Michael R. Leavitt wrote:
I just got a beautiful shofar from a friend returning from Israel. It sounds great, but it has one problem. It smells. But really bad. There were probably some marrow pieces left inside. My question is simple: How do you clean a shofar?
Dear Michael R. Leavitt,
To answer your question, my wife spoke to Mrs. Sarah Glaser, author of Life Saver! - The Jewish Homemaker's Survival Kit (Targum Press/Feldheim ). She recommends vinegar or baking soda for removing odors. Pour synthetic vinegar into the shofar. Or dissolve baking soda in water, and pour into the shofar. Rinse and repeat. If necessary, let sit overnight in the vinegar/baking soda solution.
Eliminating a strong odor is important, because such an odor might lessen the honor of the mitzvah, violating the principle that "mitzvot should not be contemptible in your eyes." And if the odor is as bad as you say, it's forbidden to say a blessing in its presence.
But remember, the inside of the shofar neednt compete with perfumes such as Eau d'Elegance or Chanel. Most shofars retain a slight, lingering reminiscence of their humble origin, the ram.
When Isaac blessed Jacob, Isaac said, 'My son's fragrance is like the fragrance of the field blessed by Hashem.' Of course, Jacob was wearing animal skins on his hands and neck. Perhaps the power of Jacob's mitzvah turned a bad smell into a good one.

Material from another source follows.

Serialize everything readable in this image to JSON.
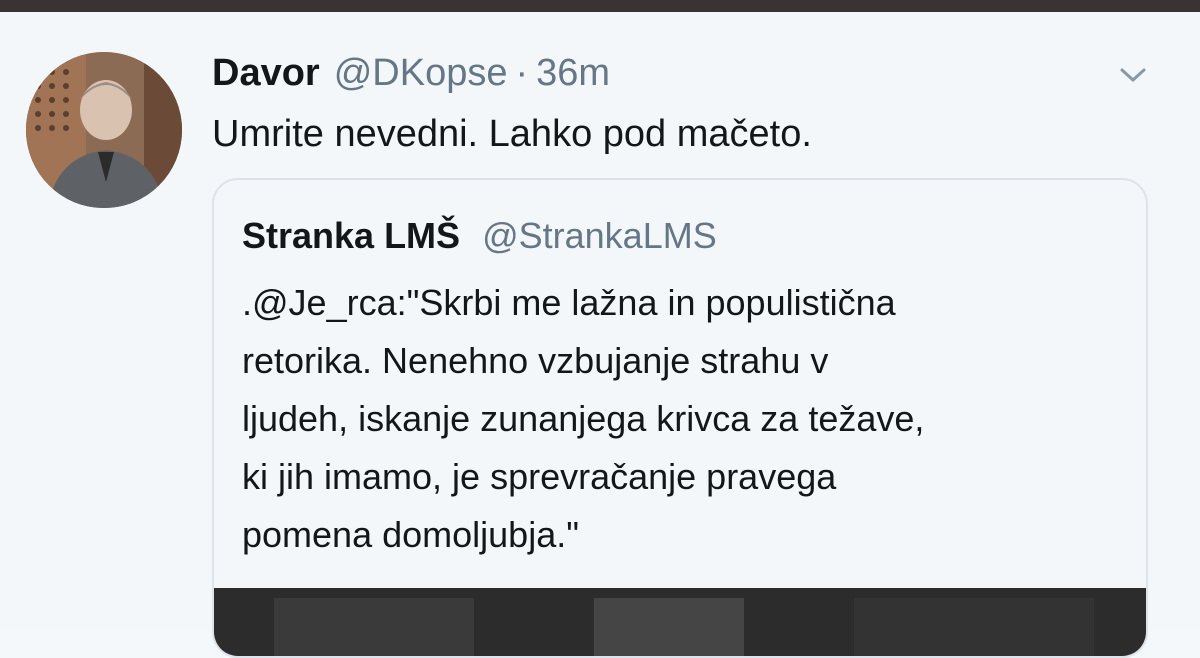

May Hashem accept our mitzvah of shofar this year, and may all our deeds be sweet-smelling!
- Shulchan Aruch Orach Chaim 79:8-9

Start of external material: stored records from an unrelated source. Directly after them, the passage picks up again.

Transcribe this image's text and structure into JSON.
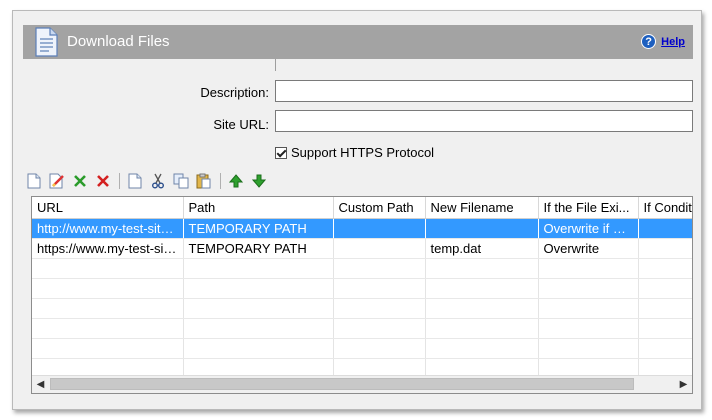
{
  "header": {
    "title": "Download Files",
    "help_label": "Help",
    "help_glyph": "?"
  },
  "form": {
    "description_label": "Description:",
    "description_value": "",
    "site_url_label": "Site URL:",
    "site_url_value": "",
    "https_label": "Support HTTPS Protocol",
    "https_checked": true
  },
  "toolbar": {
    "icons": [
      "new-icon",
      "edit-icon",
      "accept-icon",
      "delete-icon",
      "copy-page-icon",
      "cut-icon",
      "duplicate-icon",
      "paste-icon",
      "move-up-icon",
      "move-down-icon"
    ]
  },
  "grid": {
    "columns": [
      "URL",
      "Path",
      "Custom Path",
      "New Filename",
      "If the File Exi...",
      "If Condit"
    ],
    "rows": [
      [
        "http://www.my-test-site....",
        "TEMPORARY PATH",
        "",
        "",
        "Overwrite if di...",
        ""
      ],
      [
        "https://www.my-test-sit...",
        "TEMPORARY PATH",
        "",
        "temp.dat",
        "Overwrite",
        ""
      ]
    ],
    "selected_row": 0
  },
  "colors": {
    "header_bg": "#a3a3a3",
    "selection": "#3399ff",
    "frame_bg": "#f0f0f0"
  }
}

- Mishna Berurah 79:29,31 and 586:90
- Bereishit 27:27, Rashi